  49. Trapasso F, Iuliano R, Boccia A, Stella A, Visconti R, Bruni P, Baldassarre G, Santoro M, Viglietto G, Fusco A: Rat protein tyrosine phosphatase eta suppresses the neoplastic phenotype of retrovirally transformed thyroid cells through the stabilization of p27(Kip1). Mol Cell Biol. 2000, 20 (24): 9236-9246. 10.1128/MCB.20.24.9236-9246.2000.PubMed CentralPubMedView ArticleGoogle Scholar
  50. Dave SS, Wright G, Tan B, Rosenwald A, Gascoyne RD, Chan WC, Fisher RI, Braziel RM, Rimsza LM, Grogan TM, Miller TP, LeBlanc M, Greiner TC, Weisenburger DD, Lynch JC, Vose J, Armitage JO, Smeland EB, Kvaloy S, Holte H, Delabie J, Connors JM, Lansdorp PM, Ouyang Q, Lister TA, Davies AJ, Norton AJ, Muller-Hermelink HK, Ott G, Campo E, et al: Prediction of survival in follicular lymphoma based on molecular features of tumor-infiltrating immune cells. N Engl J Med. 2004, 351 (21): 2159-2169. 10.1056/NEJMoa041869.PubMedView ArticleGoogle Scholar
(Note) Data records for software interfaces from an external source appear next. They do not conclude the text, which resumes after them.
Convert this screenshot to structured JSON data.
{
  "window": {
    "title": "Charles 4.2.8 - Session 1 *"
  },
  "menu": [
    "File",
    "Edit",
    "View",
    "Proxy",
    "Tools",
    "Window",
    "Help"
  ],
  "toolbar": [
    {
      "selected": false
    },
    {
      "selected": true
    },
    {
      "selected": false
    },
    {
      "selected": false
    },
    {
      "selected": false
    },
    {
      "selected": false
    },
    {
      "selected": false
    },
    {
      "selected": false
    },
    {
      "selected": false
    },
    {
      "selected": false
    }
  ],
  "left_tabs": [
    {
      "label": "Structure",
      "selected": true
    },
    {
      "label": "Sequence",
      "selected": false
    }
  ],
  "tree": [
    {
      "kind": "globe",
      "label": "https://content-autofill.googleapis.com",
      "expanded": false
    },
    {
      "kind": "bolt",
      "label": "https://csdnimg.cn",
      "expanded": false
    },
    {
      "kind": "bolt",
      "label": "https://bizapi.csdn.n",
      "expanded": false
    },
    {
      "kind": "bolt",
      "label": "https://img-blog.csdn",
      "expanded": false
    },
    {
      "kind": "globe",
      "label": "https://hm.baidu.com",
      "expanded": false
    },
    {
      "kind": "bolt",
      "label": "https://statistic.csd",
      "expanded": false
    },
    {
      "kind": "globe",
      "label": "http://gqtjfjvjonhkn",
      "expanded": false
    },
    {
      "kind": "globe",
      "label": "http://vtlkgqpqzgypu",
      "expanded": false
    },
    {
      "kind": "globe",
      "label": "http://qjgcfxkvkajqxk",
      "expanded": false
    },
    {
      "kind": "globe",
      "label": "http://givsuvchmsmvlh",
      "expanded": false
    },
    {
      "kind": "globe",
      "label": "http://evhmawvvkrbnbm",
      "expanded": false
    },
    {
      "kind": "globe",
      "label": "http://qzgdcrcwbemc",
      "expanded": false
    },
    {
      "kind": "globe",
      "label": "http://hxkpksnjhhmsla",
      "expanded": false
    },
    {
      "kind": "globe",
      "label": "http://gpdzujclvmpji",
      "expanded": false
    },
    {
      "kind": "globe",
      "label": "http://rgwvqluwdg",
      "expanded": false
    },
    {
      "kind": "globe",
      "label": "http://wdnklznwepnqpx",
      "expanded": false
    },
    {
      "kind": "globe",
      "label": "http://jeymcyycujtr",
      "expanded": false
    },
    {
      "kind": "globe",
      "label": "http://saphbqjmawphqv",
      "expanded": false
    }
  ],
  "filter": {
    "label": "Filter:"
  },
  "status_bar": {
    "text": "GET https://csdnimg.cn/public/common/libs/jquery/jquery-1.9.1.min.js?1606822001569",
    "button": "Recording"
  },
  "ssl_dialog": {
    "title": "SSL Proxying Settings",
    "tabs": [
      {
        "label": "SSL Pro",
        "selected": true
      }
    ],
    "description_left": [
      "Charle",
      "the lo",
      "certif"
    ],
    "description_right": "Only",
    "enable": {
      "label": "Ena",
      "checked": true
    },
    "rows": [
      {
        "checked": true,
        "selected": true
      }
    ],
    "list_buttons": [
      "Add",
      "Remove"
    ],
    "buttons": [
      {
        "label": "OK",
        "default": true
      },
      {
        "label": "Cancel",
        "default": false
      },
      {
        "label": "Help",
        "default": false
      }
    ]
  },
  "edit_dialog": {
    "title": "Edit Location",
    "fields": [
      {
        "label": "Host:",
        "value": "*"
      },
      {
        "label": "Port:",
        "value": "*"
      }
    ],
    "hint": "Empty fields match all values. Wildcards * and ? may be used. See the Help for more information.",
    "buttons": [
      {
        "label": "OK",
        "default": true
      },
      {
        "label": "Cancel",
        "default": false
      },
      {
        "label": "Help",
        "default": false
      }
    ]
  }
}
  51. Lenz G, Wright G, Dave SS, Xiao W, Powell J, Zhao H, Xu W, Tan B, Goldschmidt N, Iqbal J, Vose J, Bast M, Fu K, Weisenburger DD, Greiner TC, Armitage JO, Kyle A, May L, Gascoyne RD, Connors JM, Troen G, Holte H, Kvaloy S, Dierickx D, Verhoef G, Delabie J, Smeland EB, Jares P, Martinez A, Lopez-Guillermo A, et al: Stromal gene signatures in large-B-cell lymphomas. N Engl J Med. 2008, 359 (22): 2313-2323. 10.1056/NEJMoa0802885.PubMedView ArticleGoogle Scholar
  52. Gould J, Getz G, Monti S, Reich M, Mesirov JP: Comparative gene marker selection suite. Bioinformatics. 2006, 22 (15): 1924-1925. 10.1093/bioinformatics/btl196.PubMedView ArticleGoogle Scholar


© Aya-Bonilla et al.; licensee BioMed Central Ltd. 2014

This article is published under license to BioMed Central Ltd. This is an Open Access article distributed under the terms of the Creative Commons Attribution License (, which permits unrestricted use, distribution, and reproduction in any medium, provided the original work is properly credited. The Creative Commons Public Domain Dedication waiver ( applies to the data made available in this article, unless otherwise stated.